Description of the Palaestra (Reg VIII, Ins 7, 29)
number of the Doric
columns are still standing.
Because of their slender nature it seems unlikely that there would have
been a stone entablature; more likely the roof rested directly on a
inscription was found on the site
which stated that the building was erected by the duumvir
Vinicius with money which Vibius Adiranus had left for the good of
Opposite the entrance near the colonnade on the
south side is a pedestal of tufa, before which stands a small table
(pictured right and lower right). The pedestal is reached by a narrow
flight of steps. According to August Mau the pedestal held the statue of
the patron divinity of the palaestra while the table held wreaths for
the victors of athletic contests; the successful contestant would take a
wreath and dedicated it to the deity by mounting the steps and placing

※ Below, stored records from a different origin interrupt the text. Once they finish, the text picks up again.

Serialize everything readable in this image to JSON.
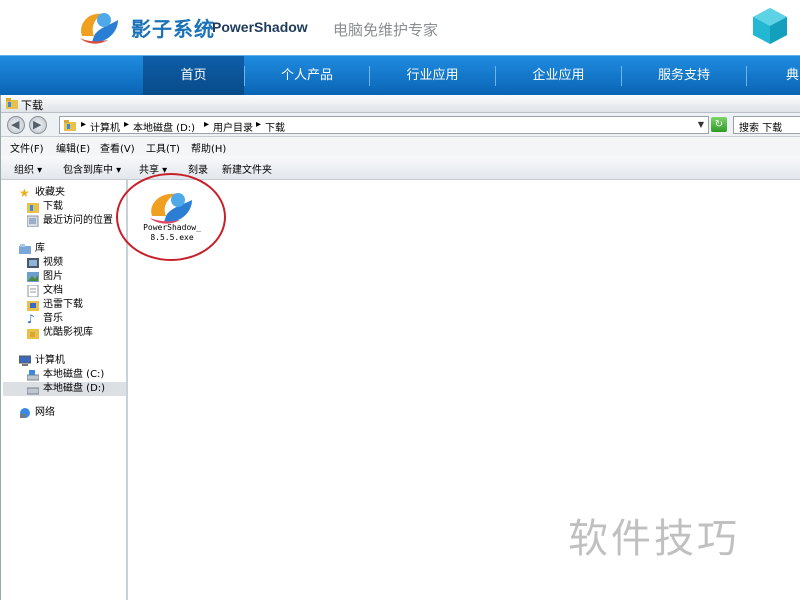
{
  "site": {
    "brand_cn": "影子系统",
    "brand_en": "PowerShadow",
    "slogan": "电脑免维护专家",
    "nav": [
      {
        "label": "首页",
        "active": true
      },
      {
        "label": "个人产品"
      },
      {
        "label": "行业应用"
      },
      {
        "label": "企业应用"
      },
      {
        "label": "服务支持"
      },
      {
        "label": "典"
      }
    ],
    "colors": {
      "nav": "#1580d0",
      "brand": "#1a73b8"
    }
  },
  "window": {
    "title": "下载",
    "address": {
      "crumbs": [
        "计算机",
        "本地磁盘 (D:)",
        "用户目录",
        "下载"
      ]
    },
    "search": {
      "placeholder": "搜索 下载"
    },
    "menu": [
      "文件(F)",
      "编辑(E)",
      "查看(V)",
      "工具(T)",
      "帮助(H)"
    ],
    "commands": [
      "组织 ▾",
      "包含到库中 ▾",
      "共享 ▾",
      "刻录",
      "新建文件夹"
    ],
    "sidebar": {
      "favorites": {
        "label": "收藏夹",
        "items": [
          "下载",
          "最近访问的位置"
        ]
      },
      "library": {
        "label": "库",
        "items": [
          "视频",
          "图片",
          "文档",
          "迅雷下载",
          "音乐",
          "优酷影视库"
        ]
      },
      "computer": {
        "label": "计算机",
        "items": [
          "本地磁盘 (C:)",
          "本地磁盘 (D:)"
        ]
      },
      "network": {
        "label": "网络"
      }
    },
    "files": [
      {
        "name": "PowerShadow_8.5.5.exe",
        "icon": "powershadow-app-icon"
      }
    ]
  },
  "watermark": "软件技巧"
}
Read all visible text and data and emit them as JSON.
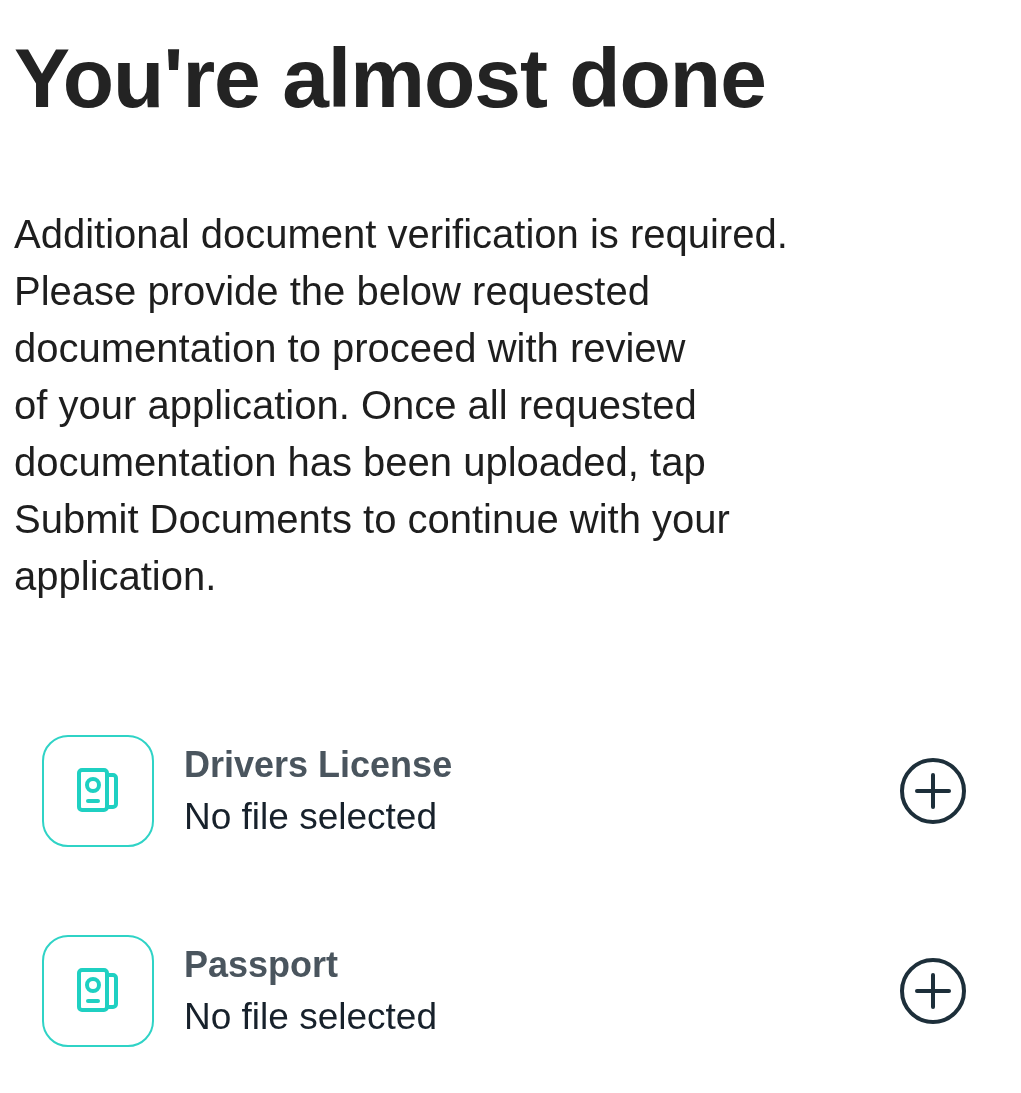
{
  "title": "You're almost done",
  "description": "Additional document verification is required.\nPlease provide the below requested\ndocumentation to proceed with review\nof your application. Once all requested\ndocumentation has been uploaded, tap\nSubmit Documents to continue with your\napplication.",
  "documents": [
    {
      "name": "Drivers License",
      "status": "No file selected"
    },
    {
      "name": "Passport",
      "status": "No file selected"
    }
  ]
}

it on the head of the statue. No trace of the missing statue has been
A second statue stood at the foot of one of the columns on the south
side. A copy of the doryphorus of Polyclitus (pictured above), it is
now in the Naples Archaeological Museum.
At the west end of the court are dressing
rooms (C) and a side entrance from the Triangular Forum (E) (both in the
picture on the right).
|The Samnite Palaestra lies on the south side of the Via del
Tempio d'Iside (pictured below) between the entrance to the Triangular
Forum and the Temple of Isis. The entrance (A) opens onto a court which
was originally entirely surrounded by a colonnade (B) with ten columns
on the sides and five at each end.
At a comparatively late date,
probably soon after the earthquake of AD62, the columns at the east end
of the court were removed and the space thus gained added to the
neighbouring Temple of Isis.
* Images ©Jackie and Bob Dunn are
reproduced by permission from their website at
(Su concessione del Ministero per
i Beni e le Attività Culturali:
Soprintendenza Speciale per i Beni Archeologici di
Napoli e Pompei)